* Aim of the exercise: Filter these entries down to the lines that hold the word "Hole", and show each of them.
- Opening Delimiter -
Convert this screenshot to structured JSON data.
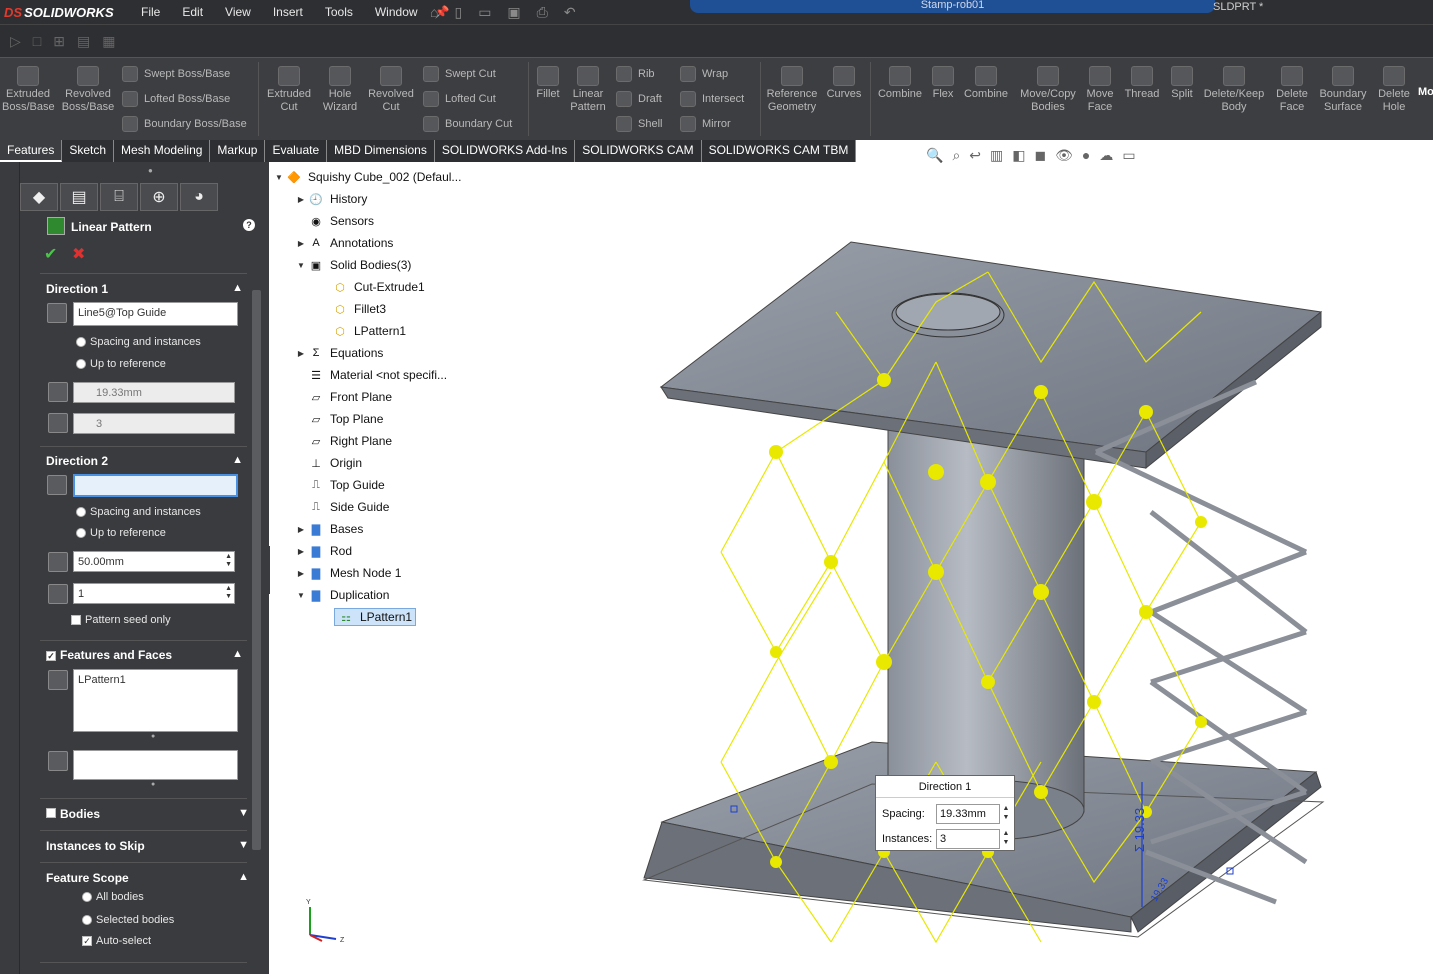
{
  "app": {
    "logo_ds": "DS",
    "logo_name": "SOLIDWORKS",
    "doc_title": "Stamp-rob01",
    "file_suffix": "SLDPRT *"
  },
  "menu": {
    "file": "File",
    "edit": "Edit",
    "view": "View",
    "insert": "Insert",
    "tools": "Tools",
    "window": "Window"
  },
  "ribbon": {
    "extruded_boss": "Extruded Boss/Base",
    "revolved_boss": "Revolved Boss/Base",
    "swept_boss": "Swept Boss/Base",
    "lofted_boss": "Lofted Boss/Base",
    "boundary_boss": "Boundary Boss/Base",
    "extruded_cut": "Extruded Cut",
    "hole_wizard": "Hole Wizard",
    "revolved_cut": "Revolved Cut",
    "swept_cut": "Swept Cut",
    "lofted_cut": "Lofted Cut",
    "boundary_cut": "Boundary Cut",
    "fillet": "Fillet",
    "linear_pattern": "Linear Pattern",
    "rib": "Rib",
    "draft": "Draft",
    "shell": "Shell",
    "wrap": "Wrap",
    "intersect": "Intersect",
    "mirror": "Mirror",
    "reference_geometry": "Reference Geometry",
    "curves": "Curves",
    "combine1": "Combine",
    "flex": "Flex",
    "combine2": "Combine",
    "move_copy": "Move/Copy Bodies",
    "move_face": "Move Face",
    "thread": "Thread",
    "split": "Split",
    "delete_keep": "Delete/Keep Body",
    "delete_face": "Delete Face",
    "boundary_surface": "Boundary Surface",
    "delete_hole": "Delete Hole",
    "more": "Mo"
  },
  "tabs": [
    "Features",
    "Sketch",
    "Mesh Modeling",
    "Markup",
    "Evaluate",
    "MBD Dimensions",
    "SOLIDWORKS Add-Ins",
    "SOLIDWORKS CAM",
    "SOLIDWORKS CAM TBM"
  ],
  "pm": {
    "title": "Linear Pattern",
    "help": "?",
    "ok": "✔",
    "cancel": "✖",
    "dir1": {
      "header": "Direction 1",
      "edge": "Line5@Top Guide",
      "opt_spacing": "Spacing and instances",
      "opt_upto": "Up to reference",
      "spacing": "19.33mm",
      "instances": "3"
    },
    "dir2": {
      "header": "Direction 2",
      "edge": "",
      "opt_spacing": "Spacing and instances",
      "opt_upto": "Up to reference",
      "spacing": "50.00mm",
      "instances": "1",
      "seed_only": "Pattern seed only"
    },
    "ff": {
      "header": "Features and Faces",
      "item": "LPattern1"
    },
    "bodies": "Bodies",
    "skip": "Instances to Skip",
    "scope": {
      "header": "Feature Scope",
      "all": "All bodies",
      "selected": "Selected bodies",
      "auto": "Auto-select"
    }
  },
  "tree": {
    "root": "Squishy Cube_002  (Defaul...",
    "items": [
      "History",
      "Sensors",
      "Annotations",
      "Solid Bodies(3)",
      "Cut-Extrude1",
      "Fillet3",
      "LPattern1",
      "Equations",
      "Material <not specifi...",
      "Front Plane",
      "Top Plane",
      "Right Plane",
      "Origin",
      "Top Guide",
      "Side Guide",
      "Bases",
      "Rod",
      "Mesh Node 1",
      "Duplication",
      "LPattern1"
    ]
  },
  "popup": {
    "title": "Direction 1",
    "spacing_label": "Spacing:",
    "spacing": "19.33mm",
    "instances_label": "Instances:",
    "instances": "3"
  },
  "dim": {
    "value": "Σ 19.33",
    "small": "19.33"
  },
  "triad": {
    "x": "X",
    "y": "Y",
    "z": "Z"
  },
  "colors": {
    "accent": "#1f4f95",
    "highlight": "#ffff00",
    "model": "#7f8590"
  }
}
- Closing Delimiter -
* Exercise response:
    "hole_wizard": "Hole Wizard",
    "delete_hole": "Delete Hole",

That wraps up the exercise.